___ DATA TO PROCESS ___

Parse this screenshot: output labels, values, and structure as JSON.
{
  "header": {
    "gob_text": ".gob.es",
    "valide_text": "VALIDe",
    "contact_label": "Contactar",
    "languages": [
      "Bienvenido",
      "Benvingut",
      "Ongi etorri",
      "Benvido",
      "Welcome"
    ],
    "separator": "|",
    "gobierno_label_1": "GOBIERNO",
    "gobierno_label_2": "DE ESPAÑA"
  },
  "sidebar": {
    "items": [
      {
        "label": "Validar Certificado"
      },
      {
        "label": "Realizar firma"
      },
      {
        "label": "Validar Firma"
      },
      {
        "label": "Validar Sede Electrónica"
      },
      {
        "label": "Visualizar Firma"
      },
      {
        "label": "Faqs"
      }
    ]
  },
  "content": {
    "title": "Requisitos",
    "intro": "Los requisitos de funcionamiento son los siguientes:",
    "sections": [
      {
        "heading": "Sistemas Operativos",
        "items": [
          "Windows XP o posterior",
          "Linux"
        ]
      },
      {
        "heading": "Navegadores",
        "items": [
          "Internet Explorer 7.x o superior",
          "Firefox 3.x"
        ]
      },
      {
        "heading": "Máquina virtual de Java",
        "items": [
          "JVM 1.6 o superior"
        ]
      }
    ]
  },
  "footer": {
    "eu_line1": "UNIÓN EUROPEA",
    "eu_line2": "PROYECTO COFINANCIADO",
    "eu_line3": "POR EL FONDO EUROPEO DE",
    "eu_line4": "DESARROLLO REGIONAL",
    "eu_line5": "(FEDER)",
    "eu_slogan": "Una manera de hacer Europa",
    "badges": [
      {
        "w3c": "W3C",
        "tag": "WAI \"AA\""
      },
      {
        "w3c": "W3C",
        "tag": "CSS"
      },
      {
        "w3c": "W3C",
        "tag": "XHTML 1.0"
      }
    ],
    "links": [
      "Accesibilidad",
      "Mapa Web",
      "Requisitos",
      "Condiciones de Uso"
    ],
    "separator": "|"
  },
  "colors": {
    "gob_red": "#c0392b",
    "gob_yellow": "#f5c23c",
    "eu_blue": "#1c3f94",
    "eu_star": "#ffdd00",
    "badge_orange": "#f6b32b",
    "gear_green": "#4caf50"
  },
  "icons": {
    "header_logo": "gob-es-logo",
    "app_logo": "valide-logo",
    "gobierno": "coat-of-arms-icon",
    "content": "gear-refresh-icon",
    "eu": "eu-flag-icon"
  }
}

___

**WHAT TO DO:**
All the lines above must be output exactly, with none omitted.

**TASK RESULT:**
Parse this screenshot: output labels, values, and structure as JSON.
{
  "header": {
    "gob_text": ".gob.es",
    "valide_text": "VALIDe",
    "contact_label": "Contactar",
    "languages": [
      "Bienvenido",
      "Benvingut",
      "Ongi etorri",
      "Benvido",
      "Welcome"
    ],
    "separator": "|",
    "gobierno_label_1": "GOBIERNO",
    "gobierno_label_2": "DE ESPAÑA"
  },
  "sidebar": {
    "items": [
      {
        "label": "Validar Certificado"
      },
      {
        "label": "Realizar firma"
      },
      {
        "label": "Validar Firma"
      },
      {
        "label": "Validar Sede Electrónica"
      },
      {
        "label": "Visualizar Firma"
      },
      {
        "label": "Faqs"
      }
    ]
  },
  "content": {
    "title": "Requisitos",
    "intro": "Los requisitos de funcionamiento son los siguientes:",
    "sections": [
      {
        "heading": "Sistemas Operativos",
        "items": [
          "Windows XP o posterior",
          "Linux"
        ]
      },
      {
        "heading": "Navegadores",
        "items": [
          "Internet Explorer 7.x o superior",
          "Firefox 3.x"
        ]
      },
      {
        "heading": "Máquina virtual de Java",
        "items": [
          "JVM 1.6 o superior"
        ]
      }
    ]
  },
  "footer": {
    "eu_line1": "UNIÓN EUROPEA",
    "eu_line2": "PROYECTO COFINANCIADO",
    "eu_line3": "POR EL FONDO EUROPEO DE",
    "eu_line4": "DESARROLLO REGIONAL",
    "eu_line5": "(FEDER)",
    "eu_slogan": "Una manera de hacer Europa",
    "badges": [
      {
        "w3c": "W3C",
        "tag": "WAI \"AA\""
      },
      {
        "w3c": "W3C",
        "tag": "CSS"
      },
      {
        "w3c": "W3C",
        "tag": "XHTML 1.0"
      }
    ],
    "links": [
      "Accesibilidad",
      "Mapa Web",
      "Requisitos",
      "Condiciones de Uso"
    ],
    "separator": "|"
  },
  "colors": {
    "gob_red": "#c0392b",
    "gob_yellow": "#f5c23c",
    "eu_blue": "#1c3f94",
    "eu_star": "#ffdd00",
    "badge_orange": "#f6b32b",
    "gear_green": "#4caf50"
  },
  "icons": {
    "header_logo": "gob-es-logo",
    "app_logo": "valide-logo",
    "gobierno": "coat-of-arms-icon",
    "content": "gear-refresh-icon",
    "eu": "eu-flag-icon"
  }
}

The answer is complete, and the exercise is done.